START DATA

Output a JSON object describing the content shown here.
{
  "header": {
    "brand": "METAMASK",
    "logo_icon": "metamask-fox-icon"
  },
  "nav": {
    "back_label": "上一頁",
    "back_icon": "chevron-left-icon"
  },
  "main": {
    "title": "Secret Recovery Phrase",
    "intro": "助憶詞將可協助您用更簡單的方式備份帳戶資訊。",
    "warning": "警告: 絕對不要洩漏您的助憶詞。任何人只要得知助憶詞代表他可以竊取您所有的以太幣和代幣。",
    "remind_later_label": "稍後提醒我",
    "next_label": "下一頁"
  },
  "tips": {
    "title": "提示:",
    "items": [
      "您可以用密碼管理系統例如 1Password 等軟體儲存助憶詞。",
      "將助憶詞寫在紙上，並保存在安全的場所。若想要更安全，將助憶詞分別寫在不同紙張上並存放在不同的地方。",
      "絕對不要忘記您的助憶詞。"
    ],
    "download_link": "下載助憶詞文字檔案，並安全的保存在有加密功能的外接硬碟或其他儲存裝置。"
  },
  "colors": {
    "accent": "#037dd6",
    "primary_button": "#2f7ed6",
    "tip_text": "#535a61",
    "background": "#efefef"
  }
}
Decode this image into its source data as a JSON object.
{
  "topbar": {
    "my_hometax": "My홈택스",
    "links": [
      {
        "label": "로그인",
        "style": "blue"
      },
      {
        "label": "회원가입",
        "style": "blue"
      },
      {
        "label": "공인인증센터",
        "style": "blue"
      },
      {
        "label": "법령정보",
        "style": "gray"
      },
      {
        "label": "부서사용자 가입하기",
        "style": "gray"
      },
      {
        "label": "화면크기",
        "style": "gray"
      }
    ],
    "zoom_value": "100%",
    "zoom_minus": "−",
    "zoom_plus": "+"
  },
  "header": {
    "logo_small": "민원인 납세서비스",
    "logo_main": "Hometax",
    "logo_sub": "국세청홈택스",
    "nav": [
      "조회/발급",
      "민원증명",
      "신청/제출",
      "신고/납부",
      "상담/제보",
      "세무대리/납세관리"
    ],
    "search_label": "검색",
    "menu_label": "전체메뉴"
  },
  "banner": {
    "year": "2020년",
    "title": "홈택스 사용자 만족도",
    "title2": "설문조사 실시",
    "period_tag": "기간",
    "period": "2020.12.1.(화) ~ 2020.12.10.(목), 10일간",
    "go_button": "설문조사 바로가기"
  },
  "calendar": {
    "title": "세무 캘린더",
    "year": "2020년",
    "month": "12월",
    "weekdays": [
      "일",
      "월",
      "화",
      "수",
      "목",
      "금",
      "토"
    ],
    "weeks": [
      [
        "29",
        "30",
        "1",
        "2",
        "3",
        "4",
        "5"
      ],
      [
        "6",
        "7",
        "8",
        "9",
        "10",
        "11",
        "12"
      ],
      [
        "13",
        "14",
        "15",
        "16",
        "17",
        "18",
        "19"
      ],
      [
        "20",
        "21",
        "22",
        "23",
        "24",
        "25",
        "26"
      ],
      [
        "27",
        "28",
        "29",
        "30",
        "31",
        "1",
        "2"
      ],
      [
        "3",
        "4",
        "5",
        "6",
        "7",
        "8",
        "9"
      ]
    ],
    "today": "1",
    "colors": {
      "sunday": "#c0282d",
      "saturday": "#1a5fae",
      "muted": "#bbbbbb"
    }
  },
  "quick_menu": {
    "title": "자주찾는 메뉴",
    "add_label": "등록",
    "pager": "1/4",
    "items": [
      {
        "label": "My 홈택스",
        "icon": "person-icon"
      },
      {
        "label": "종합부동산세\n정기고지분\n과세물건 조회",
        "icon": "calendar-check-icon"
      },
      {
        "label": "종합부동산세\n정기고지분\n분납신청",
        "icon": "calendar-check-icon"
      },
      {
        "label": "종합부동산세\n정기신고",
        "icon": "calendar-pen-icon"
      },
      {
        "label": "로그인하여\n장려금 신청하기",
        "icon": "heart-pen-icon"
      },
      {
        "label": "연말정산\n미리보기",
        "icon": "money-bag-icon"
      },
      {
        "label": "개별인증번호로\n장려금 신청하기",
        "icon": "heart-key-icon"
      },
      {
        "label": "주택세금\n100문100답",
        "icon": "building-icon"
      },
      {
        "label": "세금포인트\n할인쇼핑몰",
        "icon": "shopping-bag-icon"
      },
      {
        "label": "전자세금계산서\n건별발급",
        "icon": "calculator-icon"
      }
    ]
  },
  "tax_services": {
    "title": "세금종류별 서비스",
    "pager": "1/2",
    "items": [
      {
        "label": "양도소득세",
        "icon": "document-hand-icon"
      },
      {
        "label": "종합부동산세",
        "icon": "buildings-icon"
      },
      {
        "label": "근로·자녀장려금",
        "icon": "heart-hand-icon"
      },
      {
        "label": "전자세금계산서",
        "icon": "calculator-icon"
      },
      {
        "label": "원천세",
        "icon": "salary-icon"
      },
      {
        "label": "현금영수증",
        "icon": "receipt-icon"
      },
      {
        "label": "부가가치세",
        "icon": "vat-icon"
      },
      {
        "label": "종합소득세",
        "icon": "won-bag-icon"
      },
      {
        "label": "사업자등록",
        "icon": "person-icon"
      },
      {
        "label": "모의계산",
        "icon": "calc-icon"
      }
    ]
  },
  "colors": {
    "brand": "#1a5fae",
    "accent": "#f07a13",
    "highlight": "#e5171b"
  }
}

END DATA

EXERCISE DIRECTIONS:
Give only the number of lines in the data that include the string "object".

WRITTEN SOLUTION:
2